esigning an effective traffic safety program in a law enforcement agency is always a challenge. Gathering and analyzing data is the first step in determining what is needed and what will work to make travel in your jurisdiction safer. That analysis will help determine the focus for your public education efforts as well as the locations and times that need to be affected by enforcement activity.
The National Center for Statistics and Analysis (NCSA) of the National Highway Traffic Safety Administration (NHTSA) has completed numerous research projects that will help you along. The research reports may not be as exciting to read as a bestselling thriller, but they will help you find solutions to your local traffic safety problems.
Research Shows Belt Use Lower at Night
For example, determining patterns of safety belt use are important if your crash data indicates that high levels of fatal or seriously injured occupants are not buckled at the time of the crash. Preusser Research Group conducted a study for the NCSA that examined safety belt use by time of day.1 Crash data in Connecticut indicated a wide gap between occupants buckled during the day and those wearing safety belts at night. This data showed that belt use was highest during the 10:00 a.m. hour and declined steadily until it reached its lowest level (27 percent) for fatally injured front seat occupants at 2:00 a.m.
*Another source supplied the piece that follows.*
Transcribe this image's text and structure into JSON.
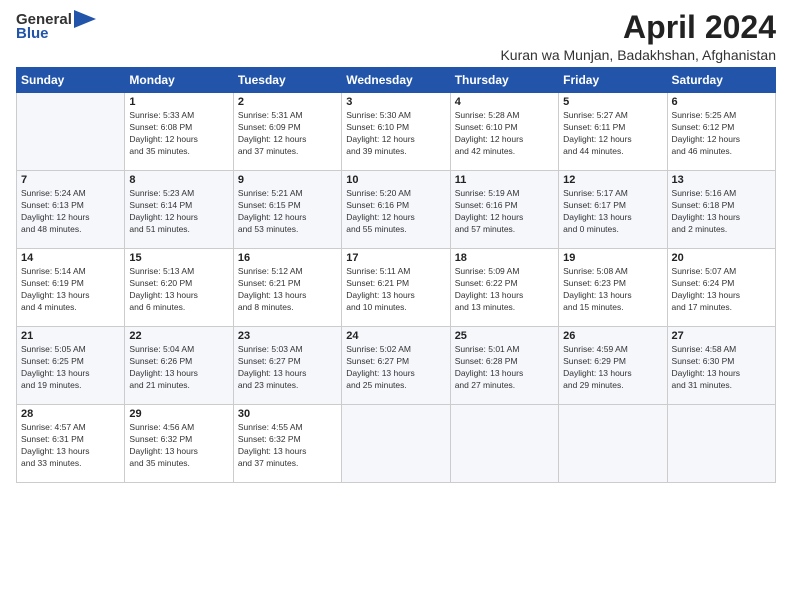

Preusser went high-tech to verify nighttime use rates with night-vision equipment and handheld infrared spots. Using Connecticut's normal belt use survey observation sites, researchers compared day and night safety belt use rates before and after the May Click It or Ticket campaign in 2004. The study found that there was indeed lower safety belt use at night.
The research team took the effort a step further and compared use rates at the various locations in the state that were surveyed. Interestingly, rural areas of the state showed less of a difference between day and night use than urban areas.
The Click It or Ticket campaign in Connecticut, using high visibility enforcement and media awareness, increased daytime use rates, and that increase carried over into the nighttime hours. Researchers noted that Connecticut used television advertisements that showed officers enforcing the safety belt law at night in urban areas; those ads may have helped close the gap.
Although this study wasn't designed to answer the question of whether it was media awareness, enforcement, or a combination of the two that worked, it does provide us with some insight as we plan local programs. With or without a study, most of us know that belt use rates are lower at night. We also know that enforcing a law that requires the sort of observation that determining belt use does is much more effective during daylight hours.
Part of the answer may be to learn from Connecticut and use public education through media campaigns to create the perception of high levels of belt use enforcement during nighttime hours. Another lesson to take from this research is to target enforcement efforts where the safety belt use rates are lower.
Teen Drivers Respond to Advertisements, Parents, Teen Leaders
Another NCSA study addressed one of the traffic safety problems you face if your jurisdiction is typical: teen drivers. Their willingness to take risks, their inexperience behind the wheel, and their low safety belt use rates are too frequently a deadly combination for youngsters. Of the fatally injured passenger car occupants ages 16 to 20 killed in 2004, more than 60 percent were unrestrained. The Pacific Institute for Research and Evaluation completed a study for NCSA seeking solutions that work by focusing on programs and literature in use.2
This study provides some focus areas for your program efforts, including public information campaigns through youth-oriented radio and television outlets and enforcement near schools and recreational facilities.
As you build your program, consider including a component to work with parents and teen leaders. Parents have more influence on teen behavior than they think, according to this review. Belt use rates for teens are higher when parents buckle up. Peers also have some effect, particularly when teens organize and conduct observational use surveys.
The study also finds solutions in legislation. Upgrading to a standard enforcement law has a significant impact on use rates, as do graduated driver's license programs with provisions that require safety belt use.
Federal Research, Local Program Ideas Available
Whether your community is tackling impaired driving, safety belt use, pedestrian safety, or almost any other problem, research can pay big dividends. The NHTSA Web site at www.nhtsa.dot.gov is a good place to find reliable and useful information. For a sampling of other police department ideas that work, check out the IACP Law Enforcement Challenge Nifty Fifty at (www.theiacp.org). ■